By Aadil Mir
By day, the Kashmir Valley is in the grip of an uneasy calm. But at night, raids by security forces looking for youths supporting the militant cause are causing widespread fear.
Even as the valley remains shut for the 86th day, a semblance of normality has returned, barring some parts of south Kashmir, the epicentre of a seemingly unending unrest.
More people and vehicles are seen during the day and no major incident of violence has been reported from south Kashmir for over a week.
The outward calm, however, seems to melt away after sunset.
Residents in Srinagar and in south Kashmir allege that night-time raids by security forces have forced scores of youths to go into hiding.
The night raids are being conducted jointly by the police and paramilitary forces, almost daily, in the south, central and north Kashmir areas.
"Night-time raids do not take place in Kashmir alone. They take place across the country when police has to catch any criminal," Deputy Inspector General of Police Nitish Kumar told IANS over telephone, adding: "We raid in the morning, afternoon, evening and similarly during night."
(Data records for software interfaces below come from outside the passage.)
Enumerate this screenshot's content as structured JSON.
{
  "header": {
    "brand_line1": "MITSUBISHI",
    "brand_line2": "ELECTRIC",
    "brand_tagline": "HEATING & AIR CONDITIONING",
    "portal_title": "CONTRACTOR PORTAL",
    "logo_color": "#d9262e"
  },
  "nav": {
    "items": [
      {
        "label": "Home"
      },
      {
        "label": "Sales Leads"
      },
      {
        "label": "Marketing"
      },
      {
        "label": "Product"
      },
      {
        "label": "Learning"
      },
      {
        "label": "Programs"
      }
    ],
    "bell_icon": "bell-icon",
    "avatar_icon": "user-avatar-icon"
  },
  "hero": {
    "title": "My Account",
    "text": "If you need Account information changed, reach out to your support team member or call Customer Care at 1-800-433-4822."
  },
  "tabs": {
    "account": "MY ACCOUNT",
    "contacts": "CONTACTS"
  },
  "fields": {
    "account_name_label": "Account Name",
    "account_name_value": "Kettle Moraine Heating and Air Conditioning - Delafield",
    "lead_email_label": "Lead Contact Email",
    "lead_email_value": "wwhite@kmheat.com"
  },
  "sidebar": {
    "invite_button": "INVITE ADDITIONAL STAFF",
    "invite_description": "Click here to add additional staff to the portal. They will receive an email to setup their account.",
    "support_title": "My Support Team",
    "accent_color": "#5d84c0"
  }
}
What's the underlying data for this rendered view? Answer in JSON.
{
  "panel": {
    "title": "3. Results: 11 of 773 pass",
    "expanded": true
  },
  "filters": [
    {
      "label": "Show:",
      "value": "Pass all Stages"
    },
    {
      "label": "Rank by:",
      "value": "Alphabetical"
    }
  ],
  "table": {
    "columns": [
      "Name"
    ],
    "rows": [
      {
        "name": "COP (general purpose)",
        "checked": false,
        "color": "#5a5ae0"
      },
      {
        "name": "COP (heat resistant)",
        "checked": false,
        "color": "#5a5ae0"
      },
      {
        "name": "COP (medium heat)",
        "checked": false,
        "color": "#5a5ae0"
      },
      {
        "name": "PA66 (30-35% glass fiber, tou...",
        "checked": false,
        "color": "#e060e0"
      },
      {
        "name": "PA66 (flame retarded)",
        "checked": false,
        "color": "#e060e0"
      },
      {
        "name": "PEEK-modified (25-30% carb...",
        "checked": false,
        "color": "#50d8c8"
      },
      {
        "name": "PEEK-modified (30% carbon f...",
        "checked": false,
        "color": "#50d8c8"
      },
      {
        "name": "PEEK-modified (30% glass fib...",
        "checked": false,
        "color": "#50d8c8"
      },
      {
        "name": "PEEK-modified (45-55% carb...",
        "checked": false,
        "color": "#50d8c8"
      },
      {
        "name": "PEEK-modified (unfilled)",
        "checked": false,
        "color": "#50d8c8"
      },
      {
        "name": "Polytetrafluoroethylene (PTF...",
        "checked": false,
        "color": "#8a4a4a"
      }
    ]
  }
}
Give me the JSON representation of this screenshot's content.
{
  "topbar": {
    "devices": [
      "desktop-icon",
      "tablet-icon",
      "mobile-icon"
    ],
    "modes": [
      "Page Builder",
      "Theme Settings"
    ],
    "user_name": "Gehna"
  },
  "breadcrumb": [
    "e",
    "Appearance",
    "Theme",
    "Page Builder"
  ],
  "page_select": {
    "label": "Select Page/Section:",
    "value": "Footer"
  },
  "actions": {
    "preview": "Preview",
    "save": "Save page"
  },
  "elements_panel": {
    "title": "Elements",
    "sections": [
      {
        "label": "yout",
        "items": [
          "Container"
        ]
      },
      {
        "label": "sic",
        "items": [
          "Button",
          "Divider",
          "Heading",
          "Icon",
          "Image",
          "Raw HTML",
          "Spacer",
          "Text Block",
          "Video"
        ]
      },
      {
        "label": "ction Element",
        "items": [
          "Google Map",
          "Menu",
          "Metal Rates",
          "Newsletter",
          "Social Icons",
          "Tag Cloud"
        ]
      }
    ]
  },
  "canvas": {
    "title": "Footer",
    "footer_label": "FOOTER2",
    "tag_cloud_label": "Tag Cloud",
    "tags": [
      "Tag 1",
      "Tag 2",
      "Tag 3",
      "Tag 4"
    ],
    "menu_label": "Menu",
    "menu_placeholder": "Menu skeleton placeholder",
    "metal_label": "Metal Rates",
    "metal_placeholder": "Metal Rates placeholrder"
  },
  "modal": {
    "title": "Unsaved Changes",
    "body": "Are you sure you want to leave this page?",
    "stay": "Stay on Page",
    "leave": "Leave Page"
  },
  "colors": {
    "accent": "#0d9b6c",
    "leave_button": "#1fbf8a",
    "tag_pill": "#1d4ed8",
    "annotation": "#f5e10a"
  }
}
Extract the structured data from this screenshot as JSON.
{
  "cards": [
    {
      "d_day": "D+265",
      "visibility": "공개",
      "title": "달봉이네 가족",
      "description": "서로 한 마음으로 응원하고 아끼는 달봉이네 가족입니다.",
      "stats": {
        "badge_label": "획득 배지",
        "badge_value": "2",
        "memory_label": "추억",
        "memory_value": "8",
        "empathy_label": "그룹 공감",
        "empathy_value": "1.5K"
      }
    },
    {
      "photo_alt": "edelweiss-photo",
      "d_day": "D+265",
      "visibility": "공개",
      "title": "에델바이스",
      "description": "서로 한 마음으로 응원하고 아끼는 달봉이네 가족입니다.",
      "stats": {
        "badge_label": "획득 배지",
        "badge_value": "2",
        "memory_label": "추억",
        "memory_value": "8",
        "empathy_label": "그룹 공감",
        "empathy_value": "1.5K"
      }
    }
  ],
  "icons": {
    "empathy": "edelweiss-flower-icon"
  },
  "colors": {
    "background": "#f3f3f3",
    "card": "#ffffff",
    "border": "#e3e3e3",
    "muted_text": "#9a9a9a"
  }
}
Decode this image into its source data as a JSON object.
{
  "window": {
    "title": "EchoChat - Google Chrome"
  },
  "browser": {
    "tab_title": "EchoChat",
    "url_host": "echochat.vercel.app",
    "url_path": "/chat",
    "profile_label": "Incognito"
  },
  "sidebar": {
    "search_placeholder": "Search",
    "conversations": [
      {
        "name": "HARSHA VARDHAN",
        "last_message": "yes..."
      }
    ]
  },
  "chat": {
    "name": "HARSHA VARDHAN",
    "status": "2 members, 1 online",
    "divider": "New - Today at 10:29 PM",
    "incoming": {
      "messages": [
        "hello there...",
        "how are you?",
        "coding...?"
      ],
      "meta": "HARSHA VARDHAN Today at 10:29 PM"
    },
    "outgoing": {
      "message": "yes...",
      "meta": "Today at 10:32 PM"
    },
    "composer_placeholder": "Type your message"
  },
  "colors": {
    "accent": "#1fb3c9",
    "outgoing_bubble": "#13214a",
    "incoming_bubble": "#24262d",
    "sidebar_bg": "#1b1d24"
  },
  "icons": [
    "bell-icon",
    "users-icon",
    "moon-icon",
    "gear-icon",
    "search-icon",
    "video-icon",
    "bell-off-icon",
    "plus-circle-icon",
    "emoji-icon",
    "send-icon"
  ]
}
The forces are looking for youths involved in stone-throwing and other street protests since anti-India protests gripped the valley after the July 8 killing of Hizbul commander Burhan Wani.
Police have reportedly arrested thousands from different parts of Kashmir, but no official figures were available.
Residents in south Kashmir's Achabal area said police personnel in civilian dress come to the town at night and enter houses. A resident said they are very rough with anyone who opposes them.
Kumar denied charges of police brutality. "The Jammu and Kashmir Police is a professional force. Such allegations are baseless."
Reports of the night-time raids have also come from Kupwara, Sopore, Budgam, Bandipora, Ganderbal and Srinagar.
A resident of Kulgam town told IANS that security forces raided his house looking for his son.
"My son was not at home. They roughed me up and tried to arrest me but the strong resistance put up by neighbours forced the police to retreat. I received four stitches on my foot," he said, asking not to be named.
The fear of arrest has forced many youths of the town to spend nights away from their homes.
Another resident said when security forces come for raids announcements are made over loudspeakers asking people to defend themselves.
Mohammad Abbas, President of the Anantnag Bar Association, said most of those caught have been charged with arson, rioting, instigating riots, conspiracy and attempt to murder. A few have been accused of anti-national activities.
Night-time raids, he said, "are unlawful and unfortunate".
Most arrests have taken place in south Kashmir (Anantnag, Pulwama, Awantipora, Kulgam and Shopian) followed by north Kashmir (Baramulla, Kupwara, Bandipora, Sopore, Handwara) and central Kashmir (Srinagar, Budgam and Ganderbal).
Official sources said that over 3,500 youths had been arrested in south Kashmir, about 1,500 in north Kashmir and around 1,000 in central Kashmir in recent weeks.
(Aadil Mir can be contacted at firstname.lastname@example.org)